To get the most out of this, we’re targeting industries and creating industry-focused webinars where we target, for example, tourist resorts, and we bring up relevant information for those industries to avoid the “selling to everyone” problem.
Why and how we target specific industries
As mentioned above, we are focusing on specific industries to allow us to provide the most relevant information. The first thing we do is create a customer persona of who our target viewer is (read more about how to make a persona here). This tells us what to focus on, as we’re providing a service that is relevant to companies across the spectrum of different industries, so it’s hard to fit every industry into one presentation.
We find out information about these industries by reading up on recent industry-specific articles to determine what the current common problems in the industry are, how companies are adapting, and what would be valuable information for them. We make sure to learn the industry-specific jargon as well as align our message with what their key drivers would be.
How we pick our marketing channels
Our current main marketing channel is Google adwords. It allows us to advertise to companies who are looking for services like ours. While that’s working out quite well, we realize there is a huge audience on other channels such as Facebook, Linkedin, and similar social media platforms.

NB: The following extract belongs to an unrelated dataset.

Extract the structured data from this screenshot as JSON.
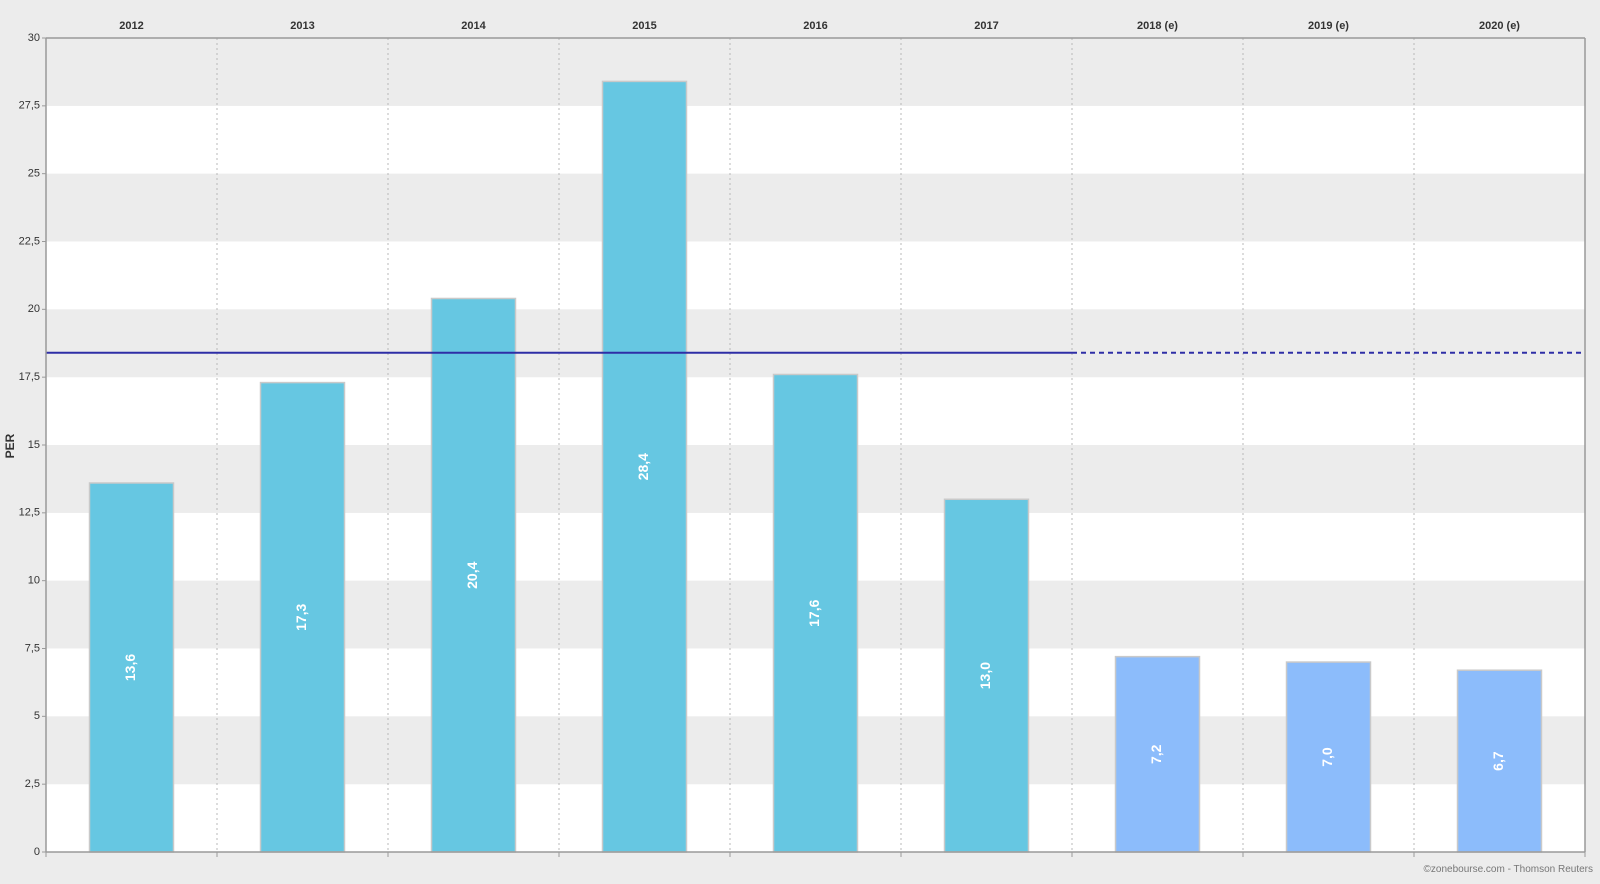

However, the main flaw they have is the cost per conversion is quite high (in our experience, 2-4 times higher), while the cost per impression and click is actually lower than our google ads.
The main reason google ads works so well is that people searching for our service are looking to get our service, while the people who receive our ads on Facebook or Linkedin are just casually browsing through their feed and out of the blue get offered our service. Although this sometimes works, the success rate is lower.
Our approach to this audience who’s not looking for our service is to try to get them wanting to learn more about us through our ads.
Webinars were a great way for us to lower the barrier of entry for certain customers. They allow us to convert customers we might not have otherwise gotten by providing us a channel of communication with our leads, as well gathering critical information from our viewers.
Key takeaways from this article
📌 Opening up a direct line of communication using webinars allows you to get critical insights from viewer comments that help you improve your message.
📌 Webinars for lead generation serve as their own channel, which attracts customers who are looking to “learn more” before they sign up. Use that to your advantage and target your message for those individuals.
📌 Try to be strategic with your webinars: when is the right time to run a call to action? Should it really be at the end of your show, or does it make sense to put it somewhere in the middle where you might have more attention from viewers? Experiment and see what works.